There is even hype among fans for Latendresse to make the team this season and so far his effort and totals only help his cause [1 goal and 5 assists in the 4 game rookie tournament]. If his play continues the hulking winger would be a nice addition to the team, and a seemingly perfect fit for the vacant position on the second line playing alongside Mike Ryder and Mike Ribeiro. Latendresse is physically able to compete in the NHL right now, but at just 18 years of age he is likely to return to junior. Canadiens GM Bob Gainey has recently opened the door to all players trying to earn a spot on the roster “All players have a chance to win one of the open positions, regardless of age or salary”. Anything is possible.
Granted not all of the players in the aforementioned group are true rookies; but only three have any NHL experience worth mentioning. Mike Ribiero, Mike Ryder [Calder trophy runner up] and fan favorite Mike Komisarek all took a very important steps in their development as future stars in ’03 and yet only have 345 NHL games under their belt combined [197 are credited to Ribiero]. Ryder and Ribeiro are guaranteed to be on the starting roster as they were during the last NHL season making up 2 / 3rd’s of the teams best offensive line, and Komisarek showed flashes of the player he will be late in the season and playoffs that have the fans and coaching staff drooling over the premise of a full 82 game schedule. The Canadiens brain trusts fully expect their development to continue to new levels this season, but they are all still young in experience and need mentoring to some degree.
The rest of the group all qualify as outright rookies who are going to make some mistakes while learning at the NHL level of play. What makes this season unique is that number of rule changes and “new” enforcement of the obstruction/penalties could make the mistakes increase in number and in importance, costing the team valuable points in the standings.
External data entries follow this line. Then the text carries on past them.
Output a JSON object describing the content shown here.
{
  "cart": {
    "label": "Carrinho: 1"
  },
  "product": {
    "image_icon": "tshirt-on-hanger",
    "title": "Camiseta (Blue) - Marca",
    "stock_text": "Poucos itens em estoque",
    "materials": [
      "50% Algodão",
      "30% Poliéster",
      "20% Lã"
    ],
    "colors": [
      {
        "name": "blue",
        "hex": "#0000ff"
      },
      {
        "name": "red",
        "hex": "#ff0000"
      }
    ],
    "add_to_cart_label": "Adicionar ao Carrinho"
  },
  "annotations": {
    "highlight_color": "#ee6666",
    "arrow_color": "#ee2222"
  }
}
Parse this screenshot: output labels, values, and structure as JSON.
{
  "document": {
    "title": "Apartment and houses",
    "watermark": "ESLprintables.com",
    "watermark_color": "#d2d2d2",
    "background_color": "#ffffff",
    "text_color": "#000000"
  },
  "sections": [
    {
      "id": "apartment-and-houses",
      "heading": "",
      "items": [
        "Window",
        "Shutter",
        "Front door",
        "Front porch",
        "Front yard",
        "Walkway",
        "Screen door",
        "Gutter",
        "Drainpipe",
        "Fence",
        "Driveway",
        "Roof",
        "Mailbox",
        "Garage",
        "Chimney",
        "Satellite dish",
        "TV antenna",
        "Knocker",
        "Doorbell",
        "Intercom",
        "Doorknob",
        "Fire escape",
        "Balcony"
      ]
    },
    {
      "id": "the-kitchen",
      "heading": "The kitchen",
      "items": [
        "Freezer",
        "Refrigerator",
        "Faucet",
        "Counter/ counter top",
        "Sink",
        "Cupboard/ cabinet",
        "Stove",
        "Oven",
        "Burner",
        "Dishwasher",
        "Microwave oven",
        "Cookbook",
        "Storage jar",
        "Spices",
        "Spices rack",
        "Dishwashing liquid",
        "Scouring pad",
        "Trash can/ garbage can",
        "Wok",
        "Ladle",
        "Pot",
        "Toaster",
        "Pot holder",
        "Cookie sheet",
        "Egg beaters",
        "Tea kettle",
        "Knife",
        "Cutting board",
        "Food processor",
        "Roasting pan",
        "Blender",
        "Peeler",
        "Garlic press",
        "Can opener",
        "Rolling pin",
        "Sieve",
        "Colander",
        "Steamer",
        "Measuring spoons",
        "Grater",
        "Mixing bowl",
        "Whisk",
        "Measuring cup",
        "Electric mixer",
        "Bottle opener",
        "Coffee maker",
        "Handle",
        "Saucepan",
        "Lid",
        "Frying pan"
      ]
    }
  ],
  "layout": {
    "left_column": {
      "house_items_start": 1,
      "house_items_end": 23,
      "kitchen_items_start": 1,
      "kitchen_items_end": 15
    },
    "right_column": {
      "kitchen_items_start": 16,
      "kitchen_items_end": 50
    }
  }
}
This is where the team’s veteran players step in. Actions speak louder then words and the experienced Canadiens have to show that quality at every opportunity. Whether it is turning the other cheek to an obvious infraction, or going all out during a shorthanded situation, if the model is set out for them, the young players will notice and take strides in duplicating the feat. “Efforts like that always rub off on others” – Jacques Demers on Kirk Muller’s 1993′ playoff OT winner in game five versus the Nordiques.
The Canadiens are lucky to have the type of veteran leadership at every natural position that they have this season. I can think of very few better then the likes of Saku Koivu, Alexei Kovalev, Radek Bonk and Richard Zednik setting examples for our young centers and wingers. None of the mentioned four take shifts off, and any one of them can show you how to score or play defense in the NHL. Our defensive corps also boasts a nice mix for any style defenseman coming through our system into the pro ranks. Craig Rivet and the versatile Mathieu Dandenault can teach the defensive side of the game, while Andrei Markov and Sheldon Souray can set the offensive/two way standards. In goal, Yann Danis will undoubtedly learn more from Jose Theodore when he replaces the injured backup goaltender Christobal Huet for a few months, then he did all of last season in the AHL.
This season habs fans have high expectations for their team, but success depends on how quickly the young players can follow the example of veterans, adjust to tougher rule enforcement, as well as deal with all the other “normal” aspects of life as a rookie in the NHL. A daunting task to be sure, but one that all players competing for the few open roster spots have gladly accepted thus far at training camp. The next few weeks look to be exciting for fans and Hab hopefuls as the roster fills out and the season comes into view. As Saku Koivu stated earlier this week “it’s good to be back”.